Records contained in a dataset:
*** Begin section ***

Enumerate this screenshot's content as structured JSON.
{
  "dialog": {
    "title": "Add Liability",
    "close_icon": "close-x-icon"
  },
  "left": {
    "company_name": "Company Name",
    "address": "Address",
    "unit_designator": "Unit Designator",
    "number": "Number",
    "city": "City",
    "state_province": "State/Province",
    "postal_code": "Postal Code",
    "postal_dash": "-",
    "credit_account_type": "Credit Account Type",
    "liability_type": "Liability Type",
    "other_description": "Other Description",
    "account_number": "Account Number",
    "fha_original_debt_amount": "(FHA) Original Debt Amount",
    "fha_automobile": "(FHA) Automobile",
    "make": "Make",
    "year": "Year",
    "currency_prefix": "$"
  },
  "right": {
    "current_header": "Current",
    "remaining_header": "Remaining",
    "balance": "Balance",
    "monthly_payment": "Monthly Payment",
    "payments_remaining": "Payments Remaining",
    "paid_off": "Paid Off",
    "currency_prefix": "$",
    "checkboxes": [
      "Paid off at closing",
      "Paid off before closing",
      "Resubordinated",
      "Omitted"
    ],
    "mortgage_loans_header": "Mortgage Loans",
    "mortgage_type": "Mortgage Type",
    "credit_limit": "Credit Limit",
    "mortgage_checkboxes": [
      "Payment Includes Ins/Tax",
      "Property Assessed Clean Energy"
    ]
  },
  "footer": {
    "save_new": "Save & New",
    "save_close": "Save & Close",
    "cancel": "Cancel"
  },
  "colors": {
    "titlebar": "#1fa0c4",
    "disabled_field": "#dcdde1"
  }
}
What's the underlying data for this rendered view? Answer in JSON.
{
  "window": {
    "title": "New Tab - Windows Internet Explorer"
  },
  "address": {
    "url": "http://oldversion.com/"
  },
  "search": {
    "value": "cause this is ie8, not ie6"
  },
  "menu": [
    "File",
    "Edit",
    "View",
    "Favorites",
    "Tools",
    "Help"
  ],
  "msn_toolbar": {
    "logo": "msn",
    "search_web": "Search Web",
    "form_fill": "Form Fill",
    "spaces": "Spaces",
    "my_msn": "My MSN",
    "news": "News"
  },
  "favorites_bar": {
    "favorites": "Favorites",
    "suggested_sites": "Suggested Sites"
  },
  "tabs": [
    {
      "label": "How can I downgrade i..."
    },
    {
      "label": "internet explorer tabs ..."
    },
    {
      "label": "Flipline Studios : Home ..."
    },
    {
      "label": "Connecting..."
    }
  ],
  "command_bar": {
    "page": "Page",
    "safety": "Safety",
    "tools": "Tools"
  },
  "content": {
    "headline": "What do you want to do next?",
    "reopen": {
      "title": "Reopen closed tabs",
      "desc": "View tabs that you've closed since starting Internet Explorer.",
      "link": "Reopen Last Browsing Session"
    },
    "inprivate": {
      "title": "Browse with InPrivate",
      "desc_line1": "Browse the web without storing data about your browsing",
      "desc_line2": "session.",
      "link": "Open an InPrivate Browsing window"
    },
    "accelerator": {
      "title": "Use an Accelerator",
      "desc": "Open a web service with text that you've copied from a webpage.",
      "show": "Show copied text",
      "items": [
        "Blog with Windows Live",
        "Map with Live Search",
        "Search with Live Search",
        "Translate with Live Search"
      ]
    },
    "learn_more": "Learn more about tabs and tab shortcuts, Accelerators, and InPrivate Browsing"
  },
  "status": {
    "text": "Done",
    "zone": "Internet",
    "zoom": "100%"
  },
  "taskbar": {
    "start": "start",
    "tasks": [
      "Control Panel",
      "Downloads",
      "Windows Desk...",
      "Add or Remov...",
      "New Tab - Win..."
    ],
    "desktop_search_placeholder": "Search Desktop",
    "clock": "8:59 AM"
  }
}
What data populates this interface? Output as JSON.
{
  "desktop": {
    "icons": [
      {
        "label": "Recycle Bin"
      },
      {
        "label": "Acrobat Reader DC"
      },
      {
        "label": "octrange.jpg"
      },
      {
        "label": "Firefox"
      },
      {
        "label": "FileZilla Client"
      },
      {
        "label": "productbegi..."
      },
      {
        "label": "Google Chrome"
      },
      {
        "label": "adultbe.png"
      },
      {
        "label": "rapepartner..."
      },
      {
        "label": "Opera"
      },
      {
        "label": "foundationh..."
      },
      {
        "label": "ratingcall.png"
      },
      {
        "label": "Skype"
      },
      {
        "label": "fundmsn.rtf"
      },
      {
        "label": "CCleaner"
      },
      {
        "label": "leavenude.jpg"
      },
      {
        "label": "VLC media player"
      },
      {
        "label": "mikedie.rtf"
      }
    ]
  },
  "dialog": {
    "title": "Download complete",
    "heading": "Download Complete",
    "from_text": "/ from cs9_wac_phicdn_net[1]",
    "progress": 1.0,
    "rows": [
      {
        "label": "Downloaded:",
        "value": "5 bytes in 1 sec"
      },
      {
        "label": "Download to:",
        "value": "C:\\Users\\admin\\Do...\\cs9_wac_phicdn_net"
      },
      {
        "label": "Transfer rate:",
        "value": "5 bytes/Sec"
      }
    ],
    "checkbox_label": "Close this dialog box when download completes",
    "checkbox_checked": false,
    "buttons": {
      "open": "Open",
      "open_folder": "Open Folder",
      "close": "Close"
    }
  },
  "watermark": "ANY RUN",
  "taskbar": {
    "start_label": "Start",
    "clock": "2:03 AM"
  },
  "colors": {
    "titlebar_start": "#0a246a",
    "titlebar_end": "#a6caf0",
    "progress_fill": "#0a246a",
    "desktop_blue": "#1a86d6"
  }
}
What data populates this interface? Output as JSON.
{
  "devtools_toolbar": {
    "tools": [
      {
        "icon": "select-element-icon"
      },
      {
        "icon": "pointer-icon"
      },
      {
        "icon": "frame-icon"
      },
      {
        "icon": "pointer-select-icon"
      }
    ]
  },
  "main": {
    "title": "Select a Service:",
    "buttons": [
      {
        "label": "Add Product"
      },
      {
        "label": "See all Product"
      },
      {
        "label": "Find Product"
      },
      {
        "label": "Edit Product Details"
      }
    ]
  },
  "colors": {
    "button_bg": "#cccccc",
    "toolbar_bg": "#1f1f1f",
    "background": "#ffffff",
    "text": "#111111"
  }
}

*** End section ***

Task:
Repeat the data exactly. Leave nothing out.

Solution:
Enumerate this screenshot's content as structured JSON.
{
  "dialog": {
    "title": "Add Liability",
    "close_icon": "close-x-icon"
  },
  "left": {
    "company_name": "Company Name",
    "address": "Address",
    "unit_designator": "Unit Designator",
    "number": "Number",
    "city": "City",
    "state_province": "State/Province",
    "postal_code": "Postal Code",
    "postal_dash": "-",
    "credit_account_type": "Credit Account Type",
    "liability_type": "Liability Type",
    "other_description": "Other Description",
    "account_number": "Account Number",
    "fha_original_debt_amount": "(FHA) Original Debt Amount",
    "fha_automobile": "(FHA) Automobile",
    "make": "Make",
    "year": "Year",
    "currency_prefix": "$"
  },
  "right": {
    "current_header": "Current",
    "remaining_header": "Remaining",
    "balance": "Balance",
    "monthly_payment": "Monthly Payment",
    "payments_remaining": "Payments Remaining",
    "paid_off": "Paid Off",
    "currency_prefix": "$",
    "checkboxes": [
      "Paid off at closing",
      "Paid off before closing",
      "Resubordinated",
      "Omitted"
    ],
    "mortgage_loans_header": "Mortgage Loans",
    "mortgage_type": "Mortgage Type",
    "credit_limit": "Credit Limit",
    "mortgage_checkboxes": [
      "Payment Includes Ins/Tax",
      "Property Assessed Clean Energy"
    ]
  },
  "footer": {
    "save_new": "Save & New",
    "save_close": "Save & Close",
    "cancel": "Cancel"
  },
  "colors": {
    "titlebar": "#1fa0c4",
    "disabled_field": "#dcdde1"
  }
}
What's the underlying data for this rendered view? Answer in JSON.
{
  "window": {
    "title": "New Tab - Windows Internet Explorer"
  },
  "address": {
    "url": "http://oldversion.com/"
  },
  "search": {
    "value": "cause this is ie8, not ie6"
  },
  "menu": [
    "File",
    "Edit",
    "View",
    "Favorites",
    "Tools",
    "Help"
  ],
  "msn_toolbar": {
    "logo": "msn",
    "search_web": "Search Web",
    "form_fill": "Form Fill",
    "spaces": "Spaces",
    "my_msn": "My MSN",
    "news": "News"
  },
  "favorites_bar": {
    "favorites": "Favorites",
    "suggested_sites": "Suggested Sites"
  },
  "tabs": [
    {
      "label": "How can I downgrade i..."
    },
    {
      "label": "internet explorer tabs ..."
    },
    {
      "label": "Flipline Studios : Home ..."
    },
    {
      "label": "Connecting..."
    }
  ],
  "command_bar": {
    "page": "Page",
    "safety": "Safety",
    "tools": "Tools"
  },
  "content": {
    "headline": "What do you want to do next?",
    "reopen": {
      "title": "Reopen closed tabs",
      "desc": "View tabs that you've closed since starting Internet Explorer.",
      "link": "Reopen Last Browsing Session"
    },
    "inprivate": {
      "title": "Browse with InPrivate",
      "desc_line1": "Browse the web without storing data about your browsing",
      "desc_line2": "session.",
      "link": "Open an InPrivate Browsing window"
    },
    "accelerator": {
      "title": "Use an Accelerator",
      "desc": "Open a web service with text that you've copied from a webpage.",
      "show": "Show copied text",
      "items": [
        "Blog with Windows Live",
        "Map with Live Search",
        "Search with Live Search",
        "Translate with Live Search"
      ]
    },
    "learn_more": "Learn more about tabs and tab shortcuts, Accelerators, and InPrivate Browsing"
  },
  "status": {
    "text": "Done",
    "zone": "Internet",
    "zoom": "100%"
  },
  "taskbar": {
    "start": "start",
    "tasks": [
      "Control Panel",
      "Downloads",
      "Windows Desk...",
      "Add or Remov...",
      "New Tab - Win..."
    ],
    "desktop_search_placeholder": "Search Desktop",
    "clock": "8:59 AM"
  }
}
What data populates this interface? Output as JSON.
{
  "desktop": {
    "icons": [
      {
        "label": "Recycle Bin"
      },
      {
        "label": "Acrobat Reader DC"
      },
      {
        "label": "octrange.jpg"
      },
      {
        "label": "Firefox"
      },
      {
        "label": "FileZilla Client"
      },
      {
        "label": "productbegi..."
      },
      {
        "label": "Google Chrome"
      },
      {
        "label": "adultbe.png"
      },
      {
        "label": "rapepartner..."
      },
      {
        "label": "Opera"
      },
      {
        "label": "foundationh..."
      },
      {
        "label": "ratingcall.png"
      },
      {
        "label": "Skype"
      },
      {
        "label": "fundmsn.rtf"
      },
      {
        "label": "CCleaner"
      },
      {
        "label": "leavenude.jpg"
      },
      {
        "label": "VLC media player"
      },
      {
        "label": "mikedie.rtf"
      }
    ]
  },
  "dialog": {
    "title": "Download complete",
    "heading": "Download Complete",
    "from_text": "/ from cs9_wac_phicdn_net[1]",
    "progress": 1.0,
    "rows": [
      {
        "label": "Downloaded:",
        "value": "5 bytes in 1 sec"
      },
      {
        "label": "Download to:",
        "value": "C:\\Users\\admin\\Do...\\cs9_wac_phicdn_net"
      },
      {
        "label": "Transfer rate:",
        "value": "5 bytes/Sec"
      }
    ],
    "checkbox_label": "Close this dialog box when download completes",
    "checkbox_checked": false,
    "buttons": {
      "open": "Open",
      "open_folder": "Open Folder",
      "close": "Close"
    }
  },
  "watermark": "ANY RUN",
  "taskbar": {
    "start_label": "Start",
    "clock": "2:03 AM"
  },
  "colors": {
    "titlebar_start": "#0a246a",
    "titlebar_end": "#a6caf0",
    "progress_fill": "#0a246a",
    "desktop_blue": "#1a86d6"
  }
}
What data populates this interface? Output as JSON.
{
  "devtools_toolbar": {
    "tools": [
      {
        "icon": "select-element-icon"
      },
      {
        "icon": "pointer-icon"
      },
      {
        "icon": "frame-icon"
      },
      {
        "icon": "pointer-select-icon"
      }
    ]
  },
  "main": {
    "title": "Select a Service:",
    "buttons": [
      {
        "label": "Add Product"
      },
      {
        "label": "See all Product"
      },
      {
        "label": "Find Product"
      },
      {
        "label": "Edit Product Details"
      }
    ]
  },
  "colors": {
    "button_bg": "#cccccc",
    "toolbar_bg": "#1f1f1f",
    "background": "#ffffff",
    "text": "#111111"
  }
}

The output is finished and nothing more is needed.